He has himself written a 105-page introduction to the book,
including chapters about the Aggadic tradition, Nachman of
Bratslav, and also about modern Jewish literature. There are
extensive notes on the stories, notes on the authors and an index
of stories, a glossary and an invaluable 25-page selected bibli­
ography of books in English.
Schwartz, Howard.
Elijah’s Violin & Other Jewish Fairy Tales.
New York: Harper & Row, 1983, 302 p. A softcover edition
was published in 1985 by the same publisher.
Miriams’s Tambourine: Jewish Folktales from Around the
New York: Seth Press, Distributed by The Free Press,
1986, 393 p. The softcover edition was published by Oxford
University Press, 1988.
Lilith’s Cave: Jewish Tales of the Supernatural.
New York:
Row, 1988. 294 p. The softcover edition was pub­
lished by Oxford University press, 1991.
Gabriel’s Palace: Jewish Mystical Tales.
New York: Oxford
University Press, 1992.
Schwartz has earned the right to be called one of America’s
foremost folklorists and anthologists. An associate professor of
English at the University of Missouri — St. Louis, Schwartz has
compiled many anthologies of Jewish poetry and literature. In
all these books, there is a gold mine of tales for telling and

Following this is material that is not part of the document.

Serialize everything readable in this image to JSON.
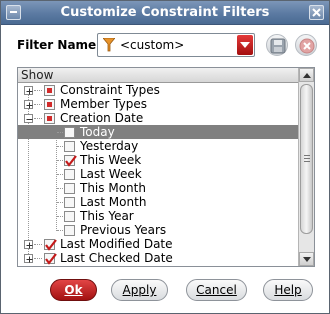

for continuing the rich creative Jewish oral tradition. Tapping
the mother lode of oral tradition, the post-biblical Jewish lit­
erature, as well as the many collections of stories published
throughout the centuries, especially the Israel Folktale Archives,
Schwartz has made a major contribution in restoring the folk­
tales and fairytales to life. Always careful about documenting
his tales, Schwartz includes extensive notes and bibliographies
at the end of each volume.
Schram, Peninnah.
Jewish Stories One Generation Tells Another.
Northvale, NJ: Jason Aronson, 1987, 497 p.
In each of the introductions to the 64 stories, the author has
identified the source of the story, and the IFA number, along
with the motif and parallel variants. The introduction to each
story places it within its context. The stories are from talmudic-